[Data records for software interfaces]
____
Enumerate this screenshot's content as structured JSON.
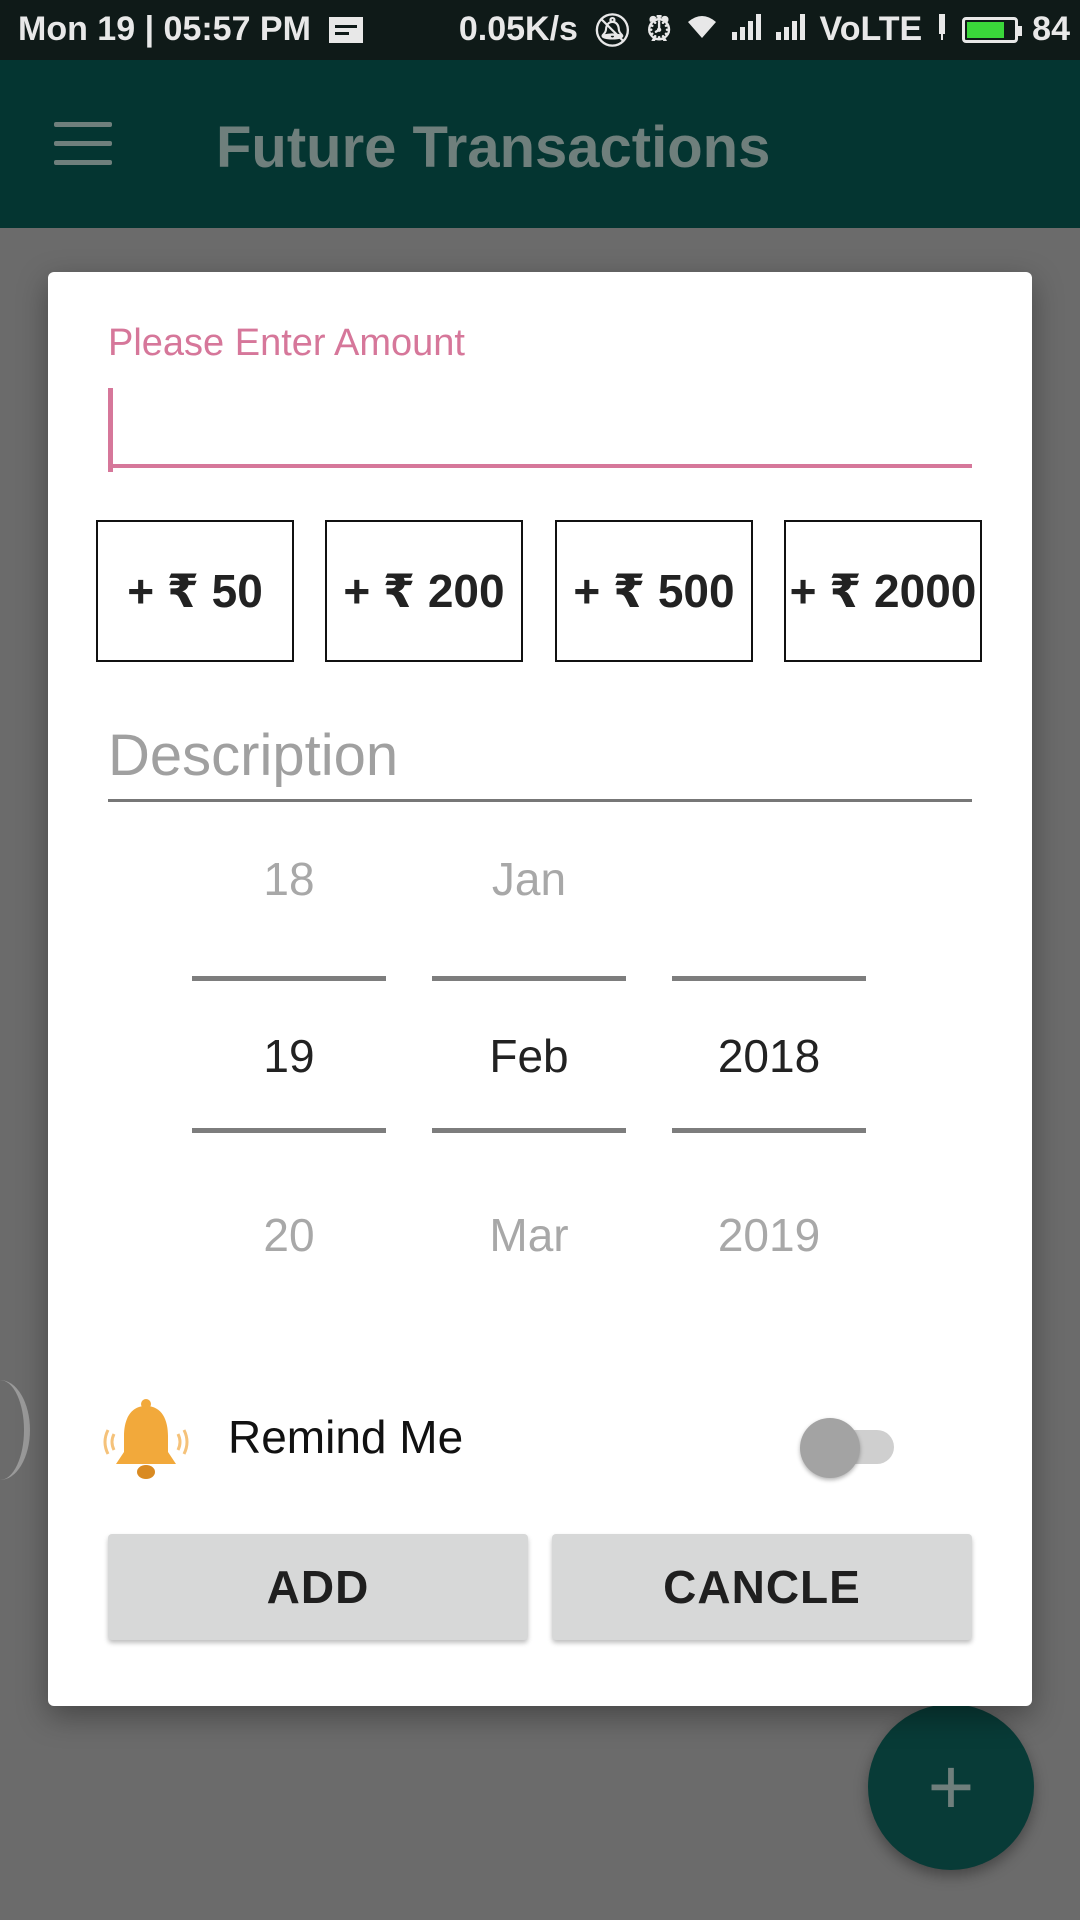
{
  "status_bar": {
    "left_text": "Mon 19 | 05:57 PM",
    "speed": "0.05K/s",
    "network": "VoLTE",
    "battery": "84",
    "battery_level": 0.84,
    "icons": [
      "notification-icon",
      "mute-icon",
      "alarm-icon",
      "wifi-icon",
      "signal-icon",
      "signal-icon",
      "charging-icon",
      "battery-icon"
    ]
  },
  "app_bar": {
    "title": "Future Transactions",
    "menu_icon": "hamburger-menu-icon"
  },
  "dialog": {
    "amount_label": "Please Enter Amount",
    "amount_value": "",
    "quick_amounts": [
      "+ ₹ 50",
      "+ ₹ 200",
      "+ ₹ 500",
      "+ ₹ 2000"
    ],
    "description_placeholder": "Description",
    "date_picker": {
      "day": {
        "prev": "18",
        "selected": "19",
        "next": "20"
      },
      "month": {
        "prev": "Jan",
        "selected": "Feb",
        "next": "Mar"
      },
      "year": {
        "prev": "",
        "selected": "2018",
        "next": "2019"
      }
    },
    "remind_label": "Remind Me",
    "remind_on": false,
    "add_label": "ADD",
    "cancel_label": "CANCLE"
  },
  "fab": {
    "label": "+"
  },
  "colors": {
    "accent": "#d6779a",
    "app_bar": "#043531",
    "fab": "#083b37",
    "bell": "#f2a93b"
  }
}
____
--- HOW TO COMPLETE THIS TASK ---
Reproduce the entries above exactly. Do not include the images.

--- RESULT OF THIS TASK ---
Enumerate this screenshot's content as structured JSON.
{
  "status_bar": {
    "left_text": "Mon 19 | 05:57 PM",
    "speed": "0.05K/s",
    "network": "VoLTE",
    "battery": "84",
    "battery_level": 0.84,
    "icons": [
      "notification-icon",
      "mute-icon",
      "alarm-icon",
      "wifi-icon",
      "signal-icon",
      "signal-icon",
      "charging-icon",
      "battery-icon"
    ]
  },
  "app_bar": {
    "title": "Future Transactions",
    "menu_icon": "hamburger-menu-icon"
  },
  "dialog": {
    "amount_label": "Please Enter Amount",
    "amount_value": "",
    "quick_amounts": [
      "+ ₹ 50",
      "+ ₹ 200",
      "+ ₹ 500",
      "+ ₹ 2000"
    ],
    "description_placeholder": "Description",
    "date_picker": {
      "day": {
        "prev": "18",
        "selected": "19",
        "next": "20"
      },
      "month": {
        "prev": "Jan",
        "selected": "Feb",
        "next": "Mar"
      },
      "year": {
        "prev": "",
        "selected": "2018",
        "next": "2019"
      }
    },
    "remind_label": "Remind Me",
    "remind_on": false,
    "add_label": "ADD",
    "cancel_label": "CANCLE"
  },
  "fab": {
    "label": "+"
  },
  "colors": {
    "accent": "#d6779a",
    "app_bar": "#043531",
    "fab": "#083b37",
    "bell": "#f2a93b"
  }
}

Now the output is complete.